Task inputs>

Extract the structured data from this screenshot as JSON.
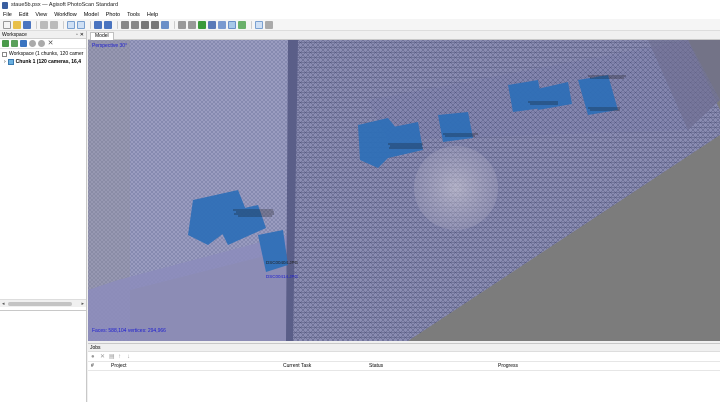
{
  "window": {
    "title": "staue5b.psx — Agisoft PhotoScan Standard"
  },
  "menu": [
    "File",
    "Edit",
    "View",
    "Workflow",
    "Model",
    "Photo",
    "Tools",
    "Help"
  ],
  "workspace_panel": {
    "title": "Workspace",
    "root_label": "Workspace (1 chunks, 120 camer",
    "chunk_label": "Chunk 1 (120 cameras, 16,4"
  },
  "model_tab": {
    "label": "Model"
  },
  "viewport": {
    "projection": "Perspective 30°",
    "stats": "Faces: 588,104 vertices: 294,966",
    "camera_labels": [
      "DSC00404.JPG",
      "DSC00414.JPG"
    ]
  },
  "jobs": {
    "title": "Jobs",
    "columns": [
      "#",
      "Project",
      "Current Task",
      "Status",
      "Progress"
    ]
  },
  "colors": {
    "camera_planes": "#2d6fb8",
    "mesh": "#8c8fb5",
    "background": "#7d7d7d"
  }
}
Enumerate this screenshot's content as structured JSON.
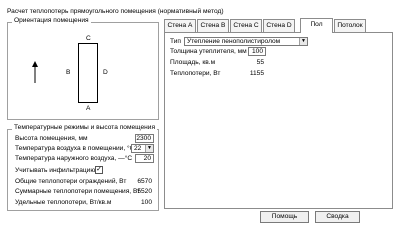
{
  "window_title": "Расчет теплопотерь прямоугольного помещения (нормативный метод)",
  "orientation": {
    "title": "Ориентация помещения",
    "walls": {
      "top": "C",
      "left": "B",
      "right": "D",
      "bottom": "A"
    }
  },
  "temps": {
    "title": "Температурные режимы и высота помещения",
    "height_label": "Высота помещения, мм",
    "height_value": "2300",
    "inside_label": "Температура воздуха в помещении, °С",
    "inside_value": "22",
    "outside_label": "Температура наружного воздуха, —°С",
    "outside_value": "20",
    "infiltration_label": "Учитывать инфильтрацию",
    "infiltration_checked": true,
    "check_glyph": "✓",
    "combo_arrow": "▼",
    "walls_loss_label": "Общие теплопотери ограждений, Вт",
    "walls_loss_value": "6570",
    "total_loss_label": "Суммарные теплопотери помещения, Вт",
    "total_loss_value": "5520",
    "specific_loss_label": "Удельные теплопотери, Вт/кв.м",
    "specific_loss_value": "100"
  },
  "tabs": [
    "Стена A",
    "Стена B",
    "Стена C",
    "Стена D",
    "Пол",
    "Потолок"
  ],
  "active_tab_index": 4,
  "floor": {
    "type_label": "Тип",
    "type_value": "Утепление пенополистиролом",
    "thickness_label": "Толщина утеплителя, мм",
    "thickness_value": "100",
    "area_label": "Площадь, кв.м",
    "area_value": "55",
    "loss_label": "Теплопотери, Вт",
    "loss_value": "1155"
  },
  "buttons": {
    "help": "Помощь",
    "summary": "Сводка"
  }
}
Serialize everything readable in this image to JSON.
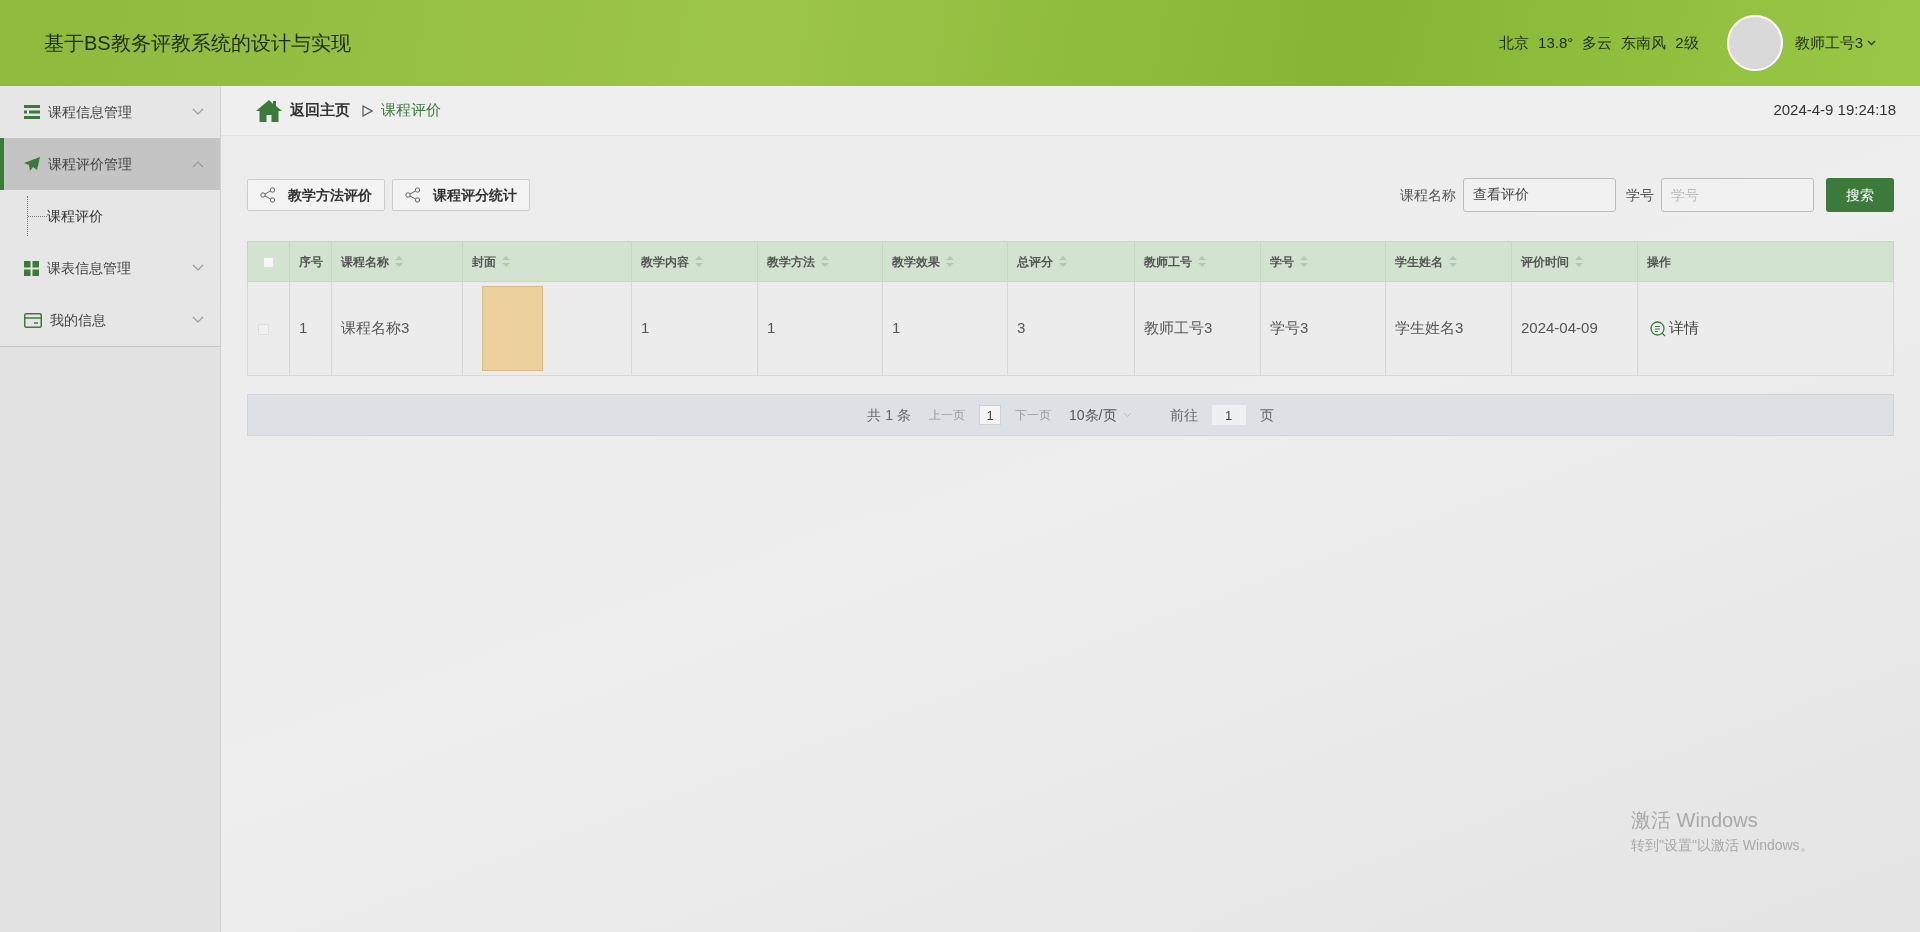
{
  "header": {
    "title": "基于BS教务评教系统的设计与实现",
    "weather": [
      "北京",
      "13.8°",
      "多云",
      "东南风",
      "2级"
    ],
    "user": "教师工号3"
  },
  "sidebar": {
    "items": [
      {
        "label": "课程信息管理",
        "kind": "list",
        "expanded": false,
        "selected": false
      },
      {
        "label": "课程评价管理",
        "kind": "plane",
        "expanded": true,
        "selected": true,
        "children": [
          {
            "label": "课程评价",
            "selected": false
          }
        ]
      },
      {
        "label": "课表信息管理",
        "kind": "grid",
        "expanded": false,
        "selected": false
      },
      {
        "label": "我的信息",
        "kind": "card",
        "expanded": false,
        "selected": false
      }
    ]
  },
  "breadcrumb": {
    "home": "返回主页",
    "current": "课程评价",
    "datetime": "2024-4-9 19:24:18"
  },
  "toolbar": {
    "buttons": [
      "教学方法评价",
      "课程评分统计"
    ],
    "search": [
      {
        "label": "课程名称",
        "value": "查看评价"
      },
      {
        "label": "学号",
        "placeholder": "学号"
      }
    ],
    "search_button": "搜索"
  },
  "table": {
    "select_all_checked": false,
    "columns": [
      {
        "label": "序号",
        "sortable": false
      },
      {
        "label": "课程名称",
        "sortable": true
      },
      {
        "label": "封面",
        "sortable": true
      },
      {
        "label": "教学内容",
        "sortable": true
      },
      {
        "label": "教学方法",
        "sortable": true
      },
      {
        "label": "教学效果",
        "sortable": true
      },
      {
        "label": "总评分",
        "sortable": true
      },
      {
        "label": "教师工号",
        "sortable": true
      },
      {
        "label": "学号",
        "sortable": true
      },
      {
        "label": "学生姓名",
        "sortable": true
      },
      {
        "label": "评价时间",
        "sortable": true
      },
      {
        "label": "操作",
        "sortable": false
      }
    ],
    "rows": [
      {
        "checked": false,
        "cells": [
          "1",
          "课程名称3",
          null,
          "1",
          "1",
          "1",
          "3",
          "教师工号3",
          "学号3",
          "学生姓名3",
          "2024-04-09"
        ],
        "action": "详情"
      }
    ]
  },
  "pagination": {
    "total": "共 1 条",
    "prev": "上一页",
    "page": "1",
    "next": "下一页",
    "page_size": "10条/页",
    "goto": "前往",
    "goto_value": "1",
    "goto_unit": "页"
  },
  "os_notice": {
    "title": "激活 Windows",
    "subtitle": "转到\"设置\"以激活 Windows。"
  }
}
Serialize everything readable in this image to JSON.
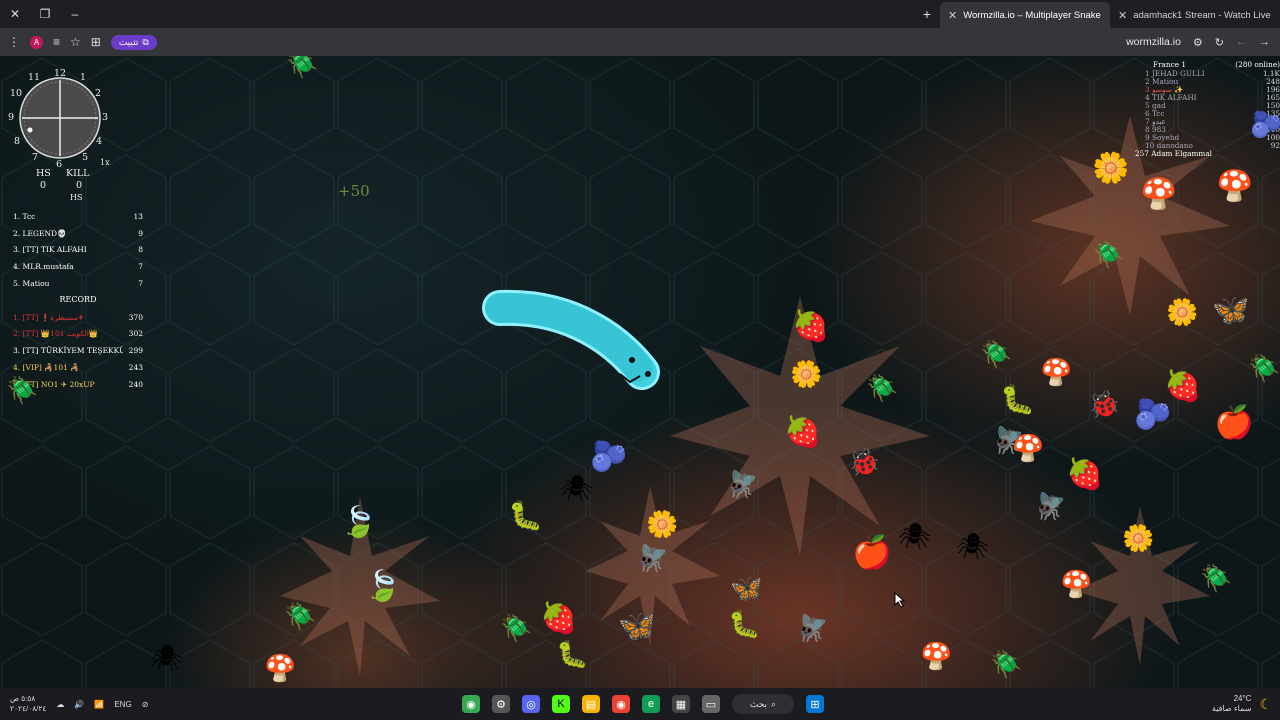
{
  "browser": {
    "tabs": [
      {
        "title": "Wormzilla.io – Multiplayer Snake",
        "active": true
      },
      {
        "title": "adamhack1 Stream - Watch Live",
        "active": false
      }
    ],
    "url": "wormzilla.io",
    "install_label": "تثبيت",
    "profile_initial": "A"
  },
  "hud": {
    "compass_numbers": [
      "12",
      "1",
      "2",
      "3",
      "4",
      "5",
      "6",
      "7",
      "8",
      "9",
      "10",
      "11"
    ],
    "zoom": "1x",
    "hs_label": "HS",
    "kill_label": "KILL",
    "hs_value": "0",
    "kill_value": "0",
    "hs_label2": "HS",
    "float_text": "+50"
  },
  "leaderboard_left": {
    "top": [
      {
        "rank": "1.",
        "name": "Tcc",
        "score": "13"
      },
      {
        "rank": "2.",
        "name": "LEGEND💀",
        "score": "9"
      },
      {
        "rank": "3.",
        "name": "[TT] TIK ALFAHI",
        "score": "8"
      },
      {
        "rank": "4.",
        "name": "MLR.mustafa",
        "score": "7"
      },
      {
        "rank": "5.",
        "name": "Matiou",
        "score": "7"
      }
    ],
    "record_title": "RECORD",
    "record": [
      {
        "rank": "1.",
        "name": "[TT] ❗مسيطرة✈",
        "score": "370"
      },
      {
        "rank": "2.",
        "name": "[TT] 👑101 الكويت👑",
        "score": "302"
      },
      {
        "rank": "3.",
        "name": "[TT] TÜRKİYEM TEŞEKKÜR",
        "score": "299"
      },
      {
        "rank": "4.",
        "name": "[VIP] 🦂101 🦂",
        "score": "243"
      },
      {
        "rank": "5.",
        "name": "[TT] NO1 ✈ 20xUP",
        "score": "240"
      }
    ]
  },
  "leaderboard_right": {
    "server": "France 1",
    "online": "(280 online)",
    "rows": [
      {
        "rank": "1",
        "name": "JEHAD GULLI",
        "score": "1.1K"
      },
      {
        "rank": "2",
        "name": "Matiou",
        "score": "248"
      },
      {
        "rank": "3",
        "name": "سوسو ✨",
        "score": "196"
      },
      {
        "rank": "4",
        "name": "TIK ALFAHI",
        "score": "165"
      },
      {
        "rank": "5",
        "name": "gad",
        "score": "150"
      },
      {
        "rank": "6",
        "name": "Tcc",
        "score": "135"
      },
      {
        "rank": "7",
        "name": "عبدو",
        "score": "120"
      },
      {
        "rank": "8",
        "name": "983",
        "score": "110"
      },
      {
        "rank": "9",
        "name": "Soyehd",
        "score": "100"
      },
      {
        "rank": "10",
        "name": "danodano",
        "score": "92"
      }
    ],
    "me": {
      "rank": "257",
      "name": "Adam Elgammal",
      "score": ""
    }
  },
  "taskbar": {
    "time": "٥:٥٨ ص",
    "date": "٢٠٢٤/٠٨/٢٤",
    "lang": "ENG",
    "search_label": "بحث",
    "temp": "24°C",
    "weather": "سماء صافية"
  },
  "colors": {
    "worm": "#3fd0e0",
    "worm_outline": "#8ff0ff",
    "install_button": "#6a3cc9"
  }
}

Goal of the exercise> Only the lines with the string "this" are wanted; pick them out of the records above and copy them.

Worked solution>
Extract the structured data from this screenshot as JSON.
Enumerate this screenshot's content as structured JSON.
Serialize everything readable in this image to JSON.
Serialize everything readable in this image to JSON.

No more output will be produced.